I wanted to mention something else for us here this weekend, but it seems I cannot stay silent with regards to the Supreme Court decision rendered this past Friday, striking down Roe vs. Wade.  St. Paul’s advice is timely for us since freedom and choice are often referenced as justification for procuring an abortion.  As we know and uphold in the Church, this is an irresponsible use of freedom that victimizes not only the life of the child in question, which even science continues to confirm, but creates a victim also out of mothers who are often backed into such a situation, feel helpless with little or no support, and then have to live with the guilt of their decision for the rest of their lives.  St. Paul’s advice applies here as well: “Do not use this freedom as an opportunity for your own desires; rather, serve one another through love.  For the law is fulfilled in one statement, namely, you shall love your neighbor as yourself.  But if you go on biting and devouring one another, beware that you are not consumed by one another.”  Indeed, we see the failures of freedom; we see the failures to love on all sides and in many respects; we see the wide range of emotions associated with this decision, consuming us as we bite and devour one another over this.  Paul’s words couldn’t ring truer.  And while this is a long sought-after judicial decision that is meant to safeguard a responsible use of freedom, the culture remains deeply divided on the issue, which will be evidenced by the patchwork of state laws pertaining to abortion across the country.  At the end of the day, laws don’t change hearts.  To change our culture and build a culture of life, is not solely the responsibility of the government or those individuals working on the front lines.  We’ve been set free from sin and death, and now we need to take responsibility to respect the dignity and sanctity of human life in everything we do.  Let us rededicate ourselves to this, so that mothers may be empowered to the good, and that all life may be respected from conception until natural death, not just because it’s a law but because it’s the right thing to do and we want it and choose it for ourselves.
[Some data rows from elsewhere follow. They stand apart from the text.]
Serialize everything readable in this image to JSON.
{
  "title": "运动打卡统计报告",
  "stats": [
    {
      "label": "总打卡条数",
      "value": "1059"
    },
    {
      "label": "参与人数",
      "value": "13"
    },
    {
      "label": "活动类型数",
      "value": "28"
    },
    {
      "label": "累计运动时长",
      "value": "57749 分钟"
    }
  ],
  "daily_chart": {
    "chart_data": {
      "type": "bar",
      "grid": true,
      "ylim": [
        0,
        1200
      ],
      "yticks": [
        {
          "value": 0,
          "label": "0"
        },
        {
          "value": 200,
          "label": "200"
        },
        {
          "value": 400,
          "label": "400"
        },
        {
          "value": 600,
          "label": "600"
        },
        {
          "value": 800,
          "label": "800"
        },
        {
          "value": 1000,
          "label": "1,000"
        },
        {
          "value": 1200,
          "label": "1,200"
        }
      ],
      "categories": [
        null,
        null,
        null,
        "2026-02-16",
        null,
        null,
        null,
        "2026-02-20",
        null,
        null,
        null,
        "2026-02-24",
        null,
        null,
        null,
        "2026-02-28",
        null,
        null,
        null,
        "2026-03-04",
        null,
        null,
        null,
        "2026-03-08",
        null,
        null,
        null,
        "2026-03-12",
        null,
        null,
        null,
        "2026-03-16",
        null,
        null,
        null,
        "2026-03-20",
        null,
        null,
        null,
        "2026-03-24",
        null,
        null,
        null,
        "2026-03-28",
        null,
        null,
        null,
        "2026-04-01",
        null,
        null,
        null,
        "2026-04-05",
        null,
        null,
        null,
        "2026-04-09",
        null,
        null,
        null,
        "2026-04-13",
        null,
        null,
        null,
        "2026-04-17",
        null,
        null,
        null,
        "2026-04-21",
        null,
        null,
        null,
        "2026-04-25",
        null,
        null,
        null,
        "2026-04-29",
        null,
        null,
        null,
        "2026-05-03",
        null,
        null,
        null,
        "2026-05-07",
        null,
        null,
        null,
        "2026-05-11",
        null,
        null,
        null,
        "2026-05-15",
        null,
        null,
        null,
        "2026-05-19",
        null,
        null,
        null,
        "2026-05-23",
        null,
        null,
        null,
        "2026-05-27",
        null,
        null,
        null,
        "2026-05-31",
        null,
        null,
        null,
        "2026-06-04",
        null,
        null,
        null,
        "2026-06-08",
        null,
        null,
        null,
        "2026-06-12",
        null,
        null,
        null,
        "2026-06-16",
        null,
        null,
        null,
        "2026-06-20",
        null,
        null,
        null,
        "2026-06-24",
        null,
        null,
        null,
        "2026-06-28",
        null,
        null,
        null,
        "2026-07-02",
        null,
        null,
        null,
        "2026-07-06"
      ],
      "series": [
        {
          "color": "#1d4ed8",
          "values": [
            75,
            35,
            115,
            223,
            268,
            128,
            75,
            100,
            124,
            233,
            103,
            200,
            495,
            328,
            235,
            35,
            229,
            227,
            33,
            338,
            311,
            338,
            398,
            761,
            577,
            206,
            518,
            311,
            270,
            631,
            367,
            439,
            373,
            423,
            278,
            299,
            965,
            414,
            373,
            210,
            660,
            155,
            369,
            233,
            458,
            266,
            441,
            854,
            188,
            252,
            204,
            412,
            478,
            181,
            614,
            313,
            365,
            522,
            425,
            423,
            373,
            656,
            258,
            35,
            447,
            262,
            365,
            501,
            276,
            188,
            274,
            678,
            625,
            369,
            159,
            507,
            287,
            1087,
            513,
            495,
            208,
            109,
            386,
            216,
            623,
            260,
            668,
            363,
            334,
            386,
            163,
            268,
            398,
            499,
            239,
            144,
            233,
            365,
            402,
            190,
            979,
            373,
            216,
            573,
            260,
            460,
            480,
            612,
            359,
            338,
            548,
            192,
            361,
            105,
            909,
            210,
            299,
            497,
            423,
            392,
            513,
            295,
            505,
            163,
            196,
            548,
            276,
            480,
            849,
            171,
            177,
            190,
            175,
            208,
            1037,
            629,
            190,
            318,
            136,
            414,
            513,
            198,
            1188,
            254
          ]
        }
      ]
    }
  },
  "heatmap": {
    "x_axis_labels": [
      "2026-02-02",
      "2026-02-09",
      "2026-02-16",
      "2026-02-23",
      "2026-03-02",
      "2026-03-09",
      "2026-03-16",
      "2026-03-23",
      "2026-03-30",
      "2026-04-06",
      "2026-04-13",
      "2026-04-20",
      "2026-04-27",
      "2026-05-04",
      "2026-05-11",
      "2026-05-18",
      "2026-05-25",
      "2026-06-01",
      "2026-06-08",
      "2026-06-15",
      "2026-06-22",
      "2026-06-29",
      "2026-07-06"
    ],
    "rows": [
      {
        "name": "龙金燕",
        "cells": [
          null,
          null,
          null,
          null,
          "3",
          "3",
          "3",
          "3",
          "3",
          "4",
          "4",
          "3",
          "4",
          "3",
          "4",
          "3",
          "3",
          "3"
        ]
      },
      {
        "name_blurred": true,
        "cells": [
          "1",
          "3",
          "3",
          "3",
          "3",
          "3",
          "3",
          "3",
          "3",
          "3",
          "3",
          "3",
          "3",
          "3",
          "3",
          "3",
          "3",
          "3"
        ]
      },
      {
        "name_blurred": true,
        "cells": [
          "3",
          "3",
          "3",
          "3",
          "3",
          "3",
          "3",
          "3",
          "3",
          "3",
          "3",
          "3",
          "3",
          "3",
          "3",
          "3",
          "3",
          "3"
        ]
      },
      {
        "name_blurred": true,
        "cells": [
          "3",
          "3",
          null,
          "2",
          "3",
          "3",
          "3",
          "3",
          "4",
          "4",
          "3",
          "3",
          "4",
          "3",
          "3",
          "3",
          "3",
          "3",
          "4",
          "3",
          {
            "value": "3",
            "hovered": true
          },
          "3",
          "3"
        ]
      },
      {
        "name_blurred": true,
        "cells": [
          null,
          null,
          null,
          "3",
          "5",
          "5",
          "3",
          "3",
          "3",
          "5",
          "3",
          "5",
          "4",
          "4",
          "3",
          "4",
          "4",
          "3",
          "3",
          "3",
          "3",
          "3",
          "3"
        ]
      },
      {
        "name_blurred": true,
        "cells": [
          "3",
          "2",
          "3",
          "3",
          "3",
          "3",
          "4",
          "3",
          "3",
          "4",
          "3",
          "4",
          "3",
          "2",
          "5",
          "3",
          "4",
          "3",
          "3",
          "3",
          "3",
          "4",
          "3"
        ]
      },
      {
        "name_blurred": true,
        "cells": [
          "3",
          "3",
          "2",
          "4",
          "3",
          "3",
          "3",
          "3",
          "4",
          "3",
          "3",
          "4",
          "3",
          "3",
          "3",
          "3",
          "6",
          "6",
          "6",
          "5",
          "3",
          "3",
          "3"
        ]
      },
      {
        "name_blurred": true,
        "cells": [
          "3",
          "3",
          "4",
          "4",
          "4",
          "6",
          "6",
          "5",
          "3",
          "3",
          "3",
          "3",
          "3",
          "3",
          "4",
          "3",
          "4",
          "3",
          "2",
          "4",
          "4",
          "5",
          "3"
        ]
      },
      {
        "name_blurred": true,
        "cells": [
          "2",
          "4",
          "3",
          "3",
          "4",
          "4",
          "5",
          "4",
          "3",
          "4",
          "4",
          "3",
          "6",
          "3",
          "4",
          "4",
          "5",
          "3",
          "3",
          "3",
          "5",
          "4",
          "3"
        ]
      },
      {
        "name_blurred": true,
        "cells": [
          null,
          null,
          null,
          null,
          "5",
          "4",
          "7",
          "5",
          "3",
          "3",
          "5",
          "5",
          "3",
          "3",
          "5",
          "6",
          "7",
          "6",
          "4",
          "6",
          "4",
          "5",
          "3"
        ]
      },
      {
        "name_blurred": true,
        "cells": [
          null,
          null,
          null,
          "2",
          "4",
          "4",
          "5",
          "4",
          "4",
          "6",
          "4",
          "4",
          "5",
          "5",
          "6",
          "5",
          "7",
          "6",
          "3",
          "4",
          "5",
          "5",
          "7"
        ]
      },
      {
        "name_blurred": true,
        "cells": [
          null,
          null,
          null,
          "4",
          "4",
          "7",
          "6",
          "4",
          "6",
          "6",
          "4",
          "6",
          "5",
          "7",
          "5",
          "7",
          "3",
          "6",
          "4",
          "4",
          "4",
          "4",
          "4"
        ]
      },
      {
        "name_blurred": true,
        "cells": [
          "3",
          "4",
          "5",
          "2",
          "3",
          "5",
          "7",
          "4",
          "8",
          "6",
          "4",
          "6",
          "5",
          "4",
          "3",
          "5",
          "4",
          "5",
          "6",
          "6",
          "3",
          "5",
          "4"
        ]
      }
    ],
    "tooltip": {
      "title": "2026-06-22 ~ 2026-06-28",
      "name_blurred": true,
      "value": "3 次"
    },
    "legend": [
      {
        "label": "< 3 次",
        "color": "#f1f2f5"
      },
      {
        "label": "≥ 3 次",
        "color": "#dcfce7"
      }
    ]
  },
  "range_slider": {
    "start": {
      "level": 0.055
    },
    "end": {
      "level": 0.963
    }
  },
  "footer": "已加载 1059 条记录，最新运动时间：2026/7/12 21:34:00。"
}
Ultimately and in every respect, Jesus is our example and model of true freedom.  The scriptures say that he resolutely determined to head to Jerusalem.  Of his own free will, he chose to travel there, and he stood in that choice, letting nothing slow him down.  He knew that he had a difficult mission to accomplish but was ready to fulfill his responsibility.  He didn’t run away from it, he chose it, embraced it, sacrificed for it, and so set us free.  And now he calls us to do the same.  Stop making excuses and justifying those desires that are opposed to the spirit of God.  You were called to freedom, brothers and sisters, so stand firm and do not submit again to slavery… instead choose Christ and follow him.